My CppCon 2019 Talk Is Now Live

My CppCon 2019 talk, If You Can’t Open It, You Don’t Own It is now up on YouTube.

Anthony Williams, author of “C++ Concurrency in Action: Practical Multithreading“, was in the audience and mentioned the talk in CppCon 2019 Trip Report.



For the past 30 years, we have dealt with penetrations into secure systems almost exclusively from the software layer: applications and operating systems. With the advent of side channel exploits like Spectre, Meltdown and Foreshadow, hardware designs are now battlefields. In this talk, we’ll look at four real-world hardware attacks that changed the way we think about secure systems and see how hardware exploit strategies drive software exploit strategies.

And what that means for the future of Modern C++.

We’ll explore four lines of attack:

  • Roots of Trust,
  • Side channels exploits,
  • How physical access creates opportunities, and
  • How our supply chains often create our greatest vulnerabilities.

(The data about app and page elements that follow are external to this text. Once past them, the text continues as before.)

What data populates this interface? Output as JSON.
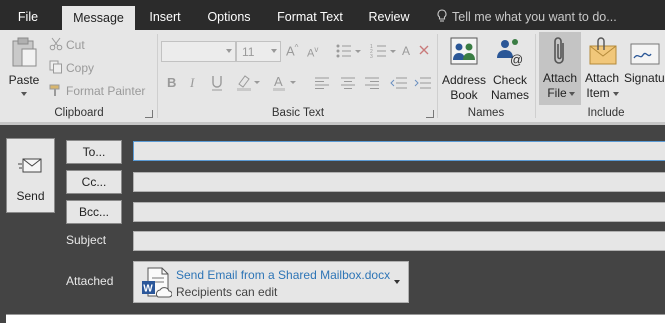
{
  "tabs": [
    {
      "label": "File"
    },
    {
      "label": "Message"
    },
    {
      "label": "Insert"
    },
    {
      "label": "Options"
    },
    {
      "label": "Format Text"
    },
    {
      "label": "Review"
    }
  ],
  "tell_me": "Tell me what you want to do...",
  "clipboard": {
    "group_label": "Clipboard",
    "paste": "Paste",
    "cut": "Cut",
    "copy": "Copy",
    "format_painter": "Format Painter"
  },
  "basic_text": {
    "group_label": "Basic Text",
    "font_size": "11",
    "bold": "B",
    "italic": "I"
  },
  "names": {
    "group_label": "Names",
    "address_book_line1": "Address",
    "address_book_line2": "Book",
    "check_names_line1": "Check",
    "check_names_line2": "Names"
  },
  "include": {
    "group_label": "Include",
    "attach_file_line1": "Attach",
    "attach_file_line2": "File",
    "attach_item_line1": "Attach",
    "attach_item_line2": "Item",
    "signature_line1": "Signatu"
  },
  "compose": {
    "send": "Send",
    "to": "To...",
    "cc": "Cc...",
    "bcc": "Bcc...",
    "subject_label": "Subject",
    "attached_label": "Attached"
  },
  "attachment": {
    "name": "Send Email from a Shared Mailbox.docx",
    "subtitle": "Recipients can edit"
  },
  "colors": {
    "accent_link": "#2e75b6",
    "ribbon_bg": "#e6e6e6",
    "titlebar_bg": "#2b2b2b",
    "compose_bg": "#444444"
  }
}
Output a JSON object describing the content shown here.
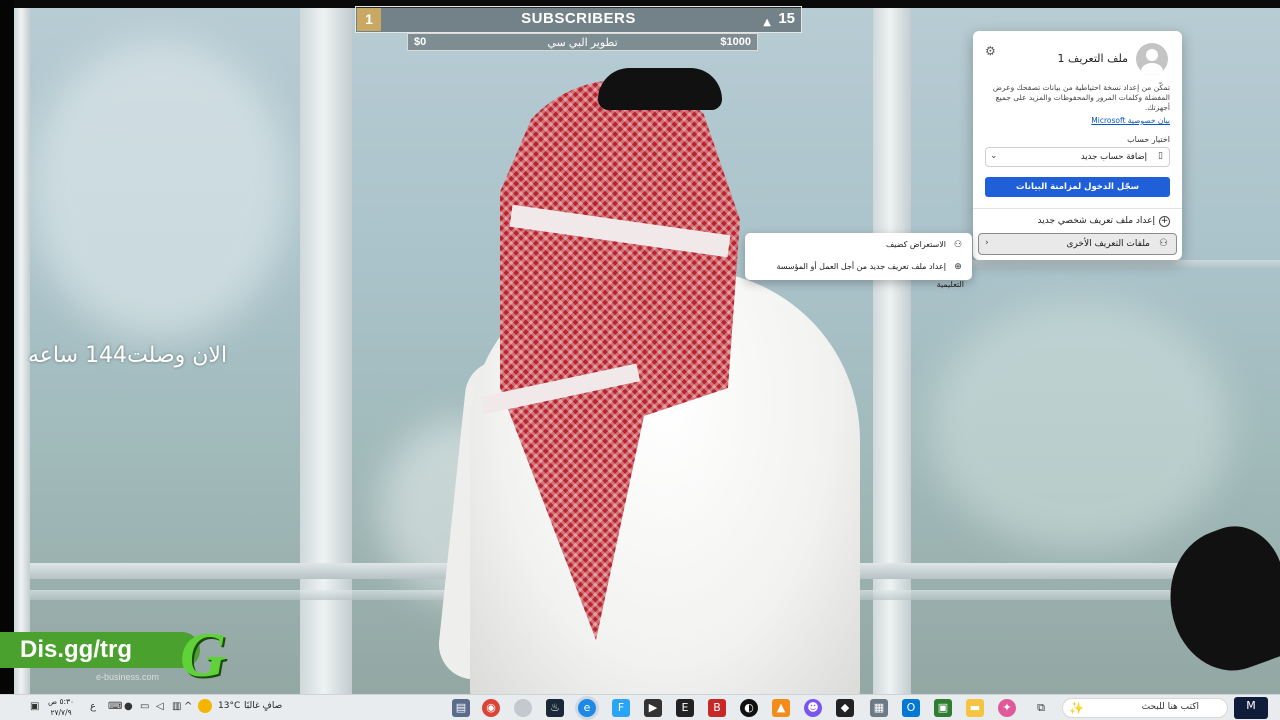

As the Standards Committee puts the final touches on C++20 this year, we’ll use these as the framework to get an inside look at the committee’s efforts to build a safer, more resilient language. We’ll see:

  • How new language features, like Concepts, Contracts and Ranges, help (or hurt) our ability to write secure software.
  • How Undefined Behavior is explicitly used by compiler developers to generate high performance machine code and what that means for software security.
  • Which proposals coming for C++23, like Zero-overhead deterministic exceptions and secure_clear, will help address some of the worst vulnerabilities in the language.

This talk is about how our language and design choices affect our system’s ability to withstand attack. It’s also about how the evolution of the language is addressing the insecure world it operates in and the places where it still falls short.



Near the end of the talk I was discussing Concepts and made the comment about alternatives using asserts being a run-time check for the correctness of the types. My slides have static_asserts which are clearly compile time checks. This is what happens when you make a last minute slide change to “improve” the point but you can’t see the slide with the changes you made.

Sorry for the confusion.